### Interface dataset entries
******************************

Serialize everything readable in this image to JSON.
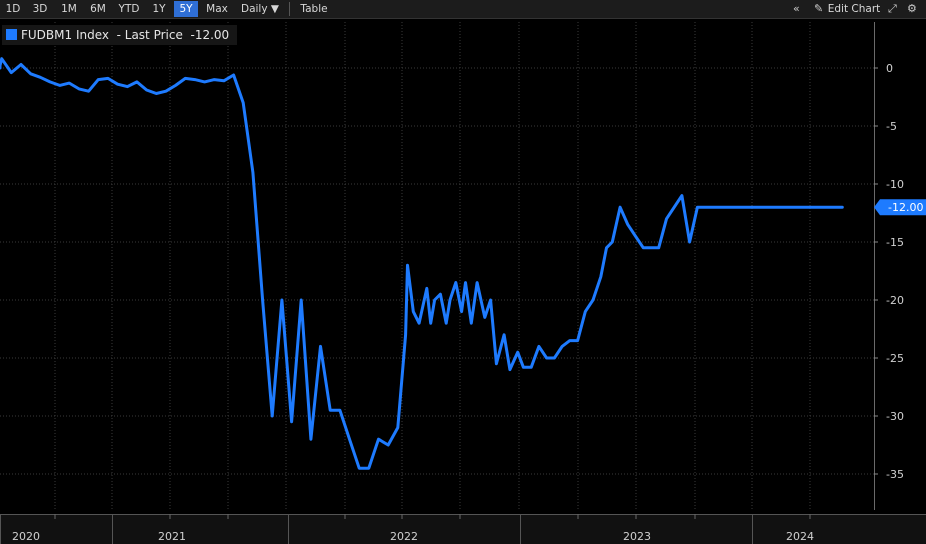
{
  "toolbar": {
    "periods": [
      "1D",
      "3D",
      "1M",
      "6M",
      "YTD",
      "1Y",
      "5Y",
      "Max"
    ],
    "active_period": "5Y",
    "frequency_label": "Daily ▼",
    "table_label": "Table",
    "edit_chart_label": "Edit Chart",
    "collapse_icon": "double-chevron-left-icon",
    "edit_icon": "pencil-icon",
    "expand_icon": "expand-arrow-icon",
    "settings_icon": "gear-icon"
  },
  "legend": {
    "text": "FUDBM1 Index  - Last Price  -12.00",
    "color": "#1e7bff"
  },
  "chart_data": {
    "type": "line",
    "title": "",
    "xlabel": "",
    "ylabel": "",
    "ylim": [
      -37.5,
      3
    ],
    "y_ticks": [
      0,
      -5,
      -10,
      -15,
      -20,
      -25,
      -30,
      -35
    ],
    "x_tick_labels": [
      "2020",
      "2021",
      "2022",
      "2023",
      "2024"
    ],
    "last_value_label": "-12.00",
    "grid": true,
    "legend_position": "top-left",
    "series_color": "#1e7bff",
    "series": [
      {
        "name": "FUDBM1 Index - Last Price",
        "x": [
          2019.75,
          2019.8,
          2019.85,
          2019.9,
          2019.95,
          2020.0,
          2020.05,
          2020.1,
          2020.15,
          2020.2,
          2020.25,
          2020.3,
          2020.35,
          2020.4,
          2020.45,
          2020.5,
          2020.55,
          2020.6,
          2020.65,
          2020.7,
          2020.75,
          2020.8,
          2020.85,
          2020.9,
          2020.95,
          2021.0,
          2021.05,
          2021.1,
          2021.15,
          2021.2,
          2021.25,
          2021.3,
          2021.35,
          2021.4,
          2021.45,
          2021.5,
          2021.55,
          2021.6,
          2021.65,
          2021.7,
          2021.75,
          2021.8,
          2021.85,
          2021.9,
          2021.95,
          2021.99,
          2022.0,
          2022.03,
          2022.06,
          2022.1,
          2022.12,
          2022.14,
          2022.17,
          2022.2,
          2022.22,
          2022.25,
          2022.28,
          2022.3,
          2022.33,
          2022.36,
          2022.4,
          2022.43,
          2022.46,
          2022.5,
          2022.53,
          2022.57,
          2022.6,
          2022.64,
          2022.68,
          2022.72,
          2022.76,
          2022.8,
          2022.84,
          2022.88,
          2022.92,
          2022.96,
          2023.0,
          2023.03,
          2023.06,
          2023.1,
          2023.14,
          2023.18,
          2023.22,
          2023.26,
          2023.3,
          2023.34,
          2023.38,
          2023.42,
          2023.46,
          2023.5,
          2023.55,
          2023.6,
          2023.65,
          2023.7,
          2023.75,
          2023.8,
          2023.9,
          2024.0,
          2024.1,
          2024.2,
          2024.25
        ],
        "y": [
          0.0,
          0.5,
          0.2,
          0.8,
          -0.4,
          0.3,
          -0.5,
          -0.8,
          -1.2,
          -1.5,
          -1.3,
          -1.8,
          -2.0,
          -1.0,
          -0.9,
          -1.4,
          -1.6,
          -1.2,
          -1.9,
          -2.2,
          -2.0,
          -1.5,
          -0.9,
          -1.0,
          -1.2,
          -1.0,
          -1.1,
          -0.6,
          -3.0,
          -9.0,
          -20.0,
          -30.0,
          -20.0,
          -30.5,
          -20.0,
          -32.0,
          -24.0,
          -29.5,
          -29.5,
          -32.0,
          -34.5,
          -34.5,
          -32.0,
          -32.5,
          -31.0,
          -23.0,
          -17.0,
          -21.0,
          -22.0,
          -19.0,
          -22.0,
          -20.0,
          -19.5,
          -22.0,
          -20.0,
          -18.5,
          -21.0,
          -18.5,
          -22.0,
          -18.5,
          -21.5,
          -20.0,
          -25.5,
          -23.0,
          -26.0,
          -24.5,
          -25.8,
          -25.8,
          -24.0,
          -25.0,
          -25.0,
          -24.0,
          -23.5,
          -23.5,
          -21.0,
          -20.0,
          -18.0,
          -15.5,
          -15.0,
          -12.0,
          -13.5,
          -14.5,
          -15.5,
          -15.5,
          -15.5,
          -13.0,
          -12.0,
          -11.0,
          -15.0,
          -12.0,
          -12.0,
          -12.0,
          -12.0,
          -12.0,
          -12.0,
          -12.0,
          -12.0,
          -12.0,
          -12.0,
          -12.0,
          -12.0
        ]
      }
    ]
  }
}
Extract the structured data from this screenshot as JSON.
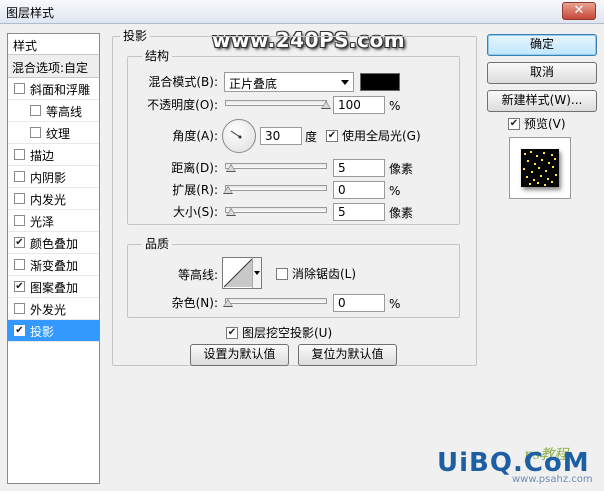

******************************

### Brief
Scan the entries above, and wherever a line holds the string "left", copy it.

### Result of the task
    "collapse_icon": "double-chevron-left-icon",
    "legend_position": "top-left",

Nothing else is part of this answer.